There are plenty of compelling reasons why organisations choose to do their PR in-house. Familiarity with the mission, the people, and the tone and type of messaging you want to get out.

But unless you’re a large organisation with a decent sized media team – and sometimes even then – your skillset and resources can be stretched across a plethora of media projects.

Social media posts, blogs, written web content, video content, infographics, talking points for the SLT, speechwriting, internal comms, and media releases.

And with a tendency for organisations to want to re-purpose material to extract maximum value or of legal vetting to ameliorate risk, what can often happen is all the comms and messaging starts to blend into one another and become indistinguishable in tone and function.

Media releases that sound like blogs, techno-jargon invades external comms, and very soon what makes your organisation special is buried under a pile of sludge words.

The first thing an organisation should do is make a distinction between internal comms (the staff), stakeholder comms (partners and clients), and external comms (the rest of the world).

External comms is the area where most organisations run into trouble. They try to bring the world to their organisation and say ‘see, look at the amazing things we’re doing’. But nine times out of ten the world (read media who will be conveying this message) is not interested.

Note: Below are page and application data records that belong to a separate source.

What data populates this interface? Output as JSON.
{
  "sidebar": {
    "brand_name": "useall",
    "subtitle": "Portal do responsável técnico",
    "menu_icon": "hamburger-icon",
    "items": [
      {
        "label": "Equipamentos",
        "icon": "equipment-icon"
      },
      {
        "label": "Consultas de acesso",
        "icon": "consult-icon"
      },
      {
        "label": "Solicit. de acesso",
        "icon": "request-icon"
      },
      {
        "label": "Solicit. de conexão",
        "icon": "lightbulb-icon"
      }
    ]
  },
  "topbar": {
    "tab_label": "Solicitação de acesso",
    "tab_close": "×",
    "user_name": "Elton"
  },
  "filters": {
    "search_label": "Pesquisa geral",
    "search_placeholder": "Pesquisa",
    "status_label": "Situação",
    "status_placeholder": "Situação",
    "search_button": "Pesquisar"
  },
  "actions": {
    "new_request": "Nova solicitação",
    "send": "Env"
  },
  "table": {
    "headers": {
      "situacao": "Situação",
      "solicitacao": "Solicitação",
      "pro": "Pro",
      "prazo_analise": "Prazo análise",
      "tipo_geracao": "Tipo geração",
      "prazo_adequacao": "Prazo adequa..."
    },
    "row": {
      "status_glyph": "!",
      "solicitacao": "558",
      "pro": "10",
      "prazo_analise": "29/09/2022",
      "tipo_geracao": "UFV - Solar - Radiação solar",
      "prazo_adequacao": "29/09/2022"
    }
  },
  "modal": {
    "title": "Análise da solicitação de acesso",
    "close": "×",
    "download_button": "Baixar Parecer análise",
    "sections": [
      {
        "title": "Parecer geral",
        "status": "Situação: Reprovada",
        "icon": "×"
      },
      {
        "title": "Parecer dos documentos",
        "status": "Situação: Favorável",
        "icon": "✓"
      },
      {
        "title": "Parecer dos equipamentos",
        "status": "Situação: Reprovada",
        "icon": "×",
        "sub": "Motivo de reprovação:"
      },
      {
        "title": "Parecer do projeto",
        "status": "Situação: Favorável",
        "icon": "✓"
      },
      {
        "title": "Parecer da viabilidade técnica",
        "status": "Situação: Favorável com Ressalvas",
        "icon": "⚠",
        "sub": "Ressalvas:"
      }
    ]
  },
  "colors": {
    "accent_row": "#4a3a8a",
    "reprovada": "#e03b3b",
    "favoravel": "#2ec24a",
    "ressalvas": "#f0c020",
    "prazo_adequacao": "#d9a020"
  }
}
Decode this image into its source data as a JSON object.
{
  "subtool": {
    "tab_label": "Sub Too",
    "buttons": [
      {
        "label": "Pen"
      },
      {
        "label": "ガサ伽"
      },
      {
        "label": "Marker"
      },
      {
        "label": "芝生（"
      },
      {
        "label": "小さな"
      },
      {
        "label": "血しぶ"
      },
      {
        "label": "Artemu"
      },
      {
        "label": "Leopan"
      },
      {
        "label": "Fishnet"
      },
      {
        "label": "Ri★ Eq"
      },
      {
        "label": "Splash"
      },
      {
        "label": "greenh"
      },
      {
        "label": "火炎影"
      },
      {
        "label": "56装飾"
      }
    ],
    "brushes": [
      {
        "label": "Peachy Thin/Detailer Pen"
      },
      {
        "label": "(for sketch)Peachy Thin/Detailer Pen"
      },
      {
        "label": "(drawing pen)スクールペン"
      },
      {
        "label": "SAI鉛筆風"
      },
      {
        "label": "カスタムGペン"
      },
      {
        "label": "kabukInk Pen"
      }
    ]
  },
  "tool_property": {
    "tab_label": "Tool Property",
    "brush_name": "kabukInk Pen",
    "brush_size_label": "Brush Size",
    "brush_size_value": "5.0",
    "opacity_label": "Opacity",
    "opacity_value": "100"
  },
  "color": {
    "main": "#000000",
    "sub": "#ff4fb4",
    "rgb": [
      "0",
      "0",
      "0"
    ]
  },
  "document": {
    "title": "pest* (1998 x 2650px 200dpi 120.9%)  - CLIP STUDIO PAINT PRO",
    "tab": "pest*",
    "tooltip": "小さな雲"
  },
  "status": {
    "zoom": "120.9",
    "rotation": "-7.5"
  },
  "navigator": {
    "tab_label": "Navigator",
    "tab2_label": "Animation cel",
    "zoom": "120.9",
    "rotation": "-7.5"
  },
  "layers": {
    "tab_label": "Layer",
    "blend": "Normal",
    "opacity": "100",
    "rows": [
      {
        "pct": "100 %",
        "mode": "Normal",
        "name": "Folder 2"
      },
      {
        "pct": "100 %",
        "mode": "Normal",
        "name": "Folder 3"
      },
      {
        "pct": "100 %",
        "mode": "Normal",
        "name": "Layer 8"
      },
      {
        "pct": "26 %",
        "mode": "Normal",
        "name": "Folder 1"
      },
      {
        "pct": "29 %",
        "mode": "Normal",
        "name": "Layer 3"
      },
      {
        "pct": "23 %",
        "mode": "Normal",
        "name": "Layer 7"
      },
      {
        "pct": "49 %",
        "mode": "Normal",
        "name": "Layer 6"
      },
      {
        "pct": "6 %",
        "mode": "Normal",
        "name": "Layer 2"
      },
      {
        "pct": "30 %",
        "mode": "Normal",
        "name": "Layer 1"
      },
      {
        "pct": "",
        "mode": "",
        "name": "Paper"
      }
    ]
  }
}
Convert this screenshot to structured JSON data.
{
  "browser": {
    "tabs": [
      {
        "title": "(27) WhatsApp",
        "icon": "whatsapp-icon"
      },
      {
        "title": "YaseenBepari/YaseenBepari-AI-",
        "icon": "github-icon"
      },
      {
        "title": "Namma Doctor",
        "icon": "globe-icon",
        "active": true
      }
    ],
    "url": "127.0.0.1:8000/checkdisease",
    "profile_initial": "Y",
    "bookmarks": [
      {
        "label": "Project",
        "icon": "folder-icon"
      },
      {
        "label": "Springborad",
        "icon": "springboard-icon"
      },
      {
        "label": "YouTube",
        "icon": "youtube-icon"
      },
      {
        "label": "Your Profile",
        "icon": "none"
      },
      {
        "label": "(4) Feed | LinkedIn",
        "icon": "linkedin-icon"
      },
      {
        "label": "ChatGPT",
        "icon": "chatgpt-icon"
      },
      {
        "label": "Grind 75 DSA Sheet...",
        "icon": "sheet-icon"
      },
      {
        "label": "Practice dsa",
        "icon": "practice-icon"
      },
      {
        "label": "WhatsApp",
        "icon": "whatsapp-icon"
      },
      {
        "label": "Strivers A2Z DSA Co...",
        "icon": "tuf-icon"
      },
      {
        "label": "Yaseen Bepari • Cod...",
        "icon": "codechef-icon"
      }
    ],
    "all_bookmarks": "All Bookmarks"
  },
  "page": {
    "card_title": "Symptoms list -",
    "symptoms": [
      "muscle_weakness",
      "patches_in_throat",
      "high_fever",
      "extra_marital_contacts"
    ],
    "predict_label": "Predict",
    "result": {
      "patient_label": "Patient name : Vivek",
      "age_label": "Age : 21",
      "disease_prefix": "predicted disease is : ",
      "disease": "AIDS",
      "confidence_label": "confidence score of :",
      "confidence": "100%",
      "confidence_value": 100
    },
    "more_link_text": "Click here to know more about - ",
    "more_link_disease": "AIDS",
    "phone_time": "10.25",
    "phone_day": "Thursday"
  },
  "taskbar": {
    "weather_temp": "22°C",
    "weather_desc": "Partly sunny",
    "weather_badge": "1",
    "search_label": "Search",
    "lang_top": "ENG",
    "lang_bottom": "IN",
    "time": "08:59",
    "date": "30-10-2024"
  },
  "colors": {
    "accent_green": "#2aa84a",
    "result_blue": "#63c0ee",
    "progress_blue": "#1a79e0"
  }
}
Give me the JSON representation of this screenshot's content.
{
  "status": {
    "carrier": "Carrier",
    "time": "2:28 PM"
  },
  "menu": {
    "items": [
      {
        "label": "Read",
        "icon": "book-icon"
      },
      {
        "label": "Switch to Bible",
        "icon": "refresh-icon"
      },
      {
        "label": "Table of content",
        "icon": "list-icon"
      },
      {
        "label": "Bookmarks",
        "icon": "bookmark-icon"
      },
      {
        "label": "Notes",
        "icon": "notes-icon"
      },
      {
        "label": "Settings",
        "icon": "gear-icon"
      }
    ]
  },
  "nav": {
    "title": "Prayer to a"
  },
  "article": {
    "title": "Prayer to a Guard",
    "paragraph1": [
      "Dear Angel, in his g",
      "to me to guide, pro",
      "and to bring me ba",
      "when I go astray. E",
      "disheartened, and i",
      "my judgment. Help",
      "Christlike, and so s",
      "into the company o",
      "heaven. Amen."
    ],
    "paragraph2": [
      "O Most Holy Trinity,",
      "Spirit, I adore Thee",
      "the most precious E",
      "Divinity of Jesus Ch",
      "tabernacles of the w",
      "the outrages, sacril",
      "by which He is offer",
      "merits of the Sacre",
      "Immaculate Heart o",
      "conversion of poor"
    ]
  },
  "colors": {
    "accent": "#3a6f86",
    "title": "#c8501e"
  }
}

These are the types of organisations that obsess about having their logos in media releases, repeating their internal jargon and nomenclature, pivoting to their products and brand name in the first or second paragraph, and have absolutely no connection to the news cycle, no news pegs, or no new information to impart.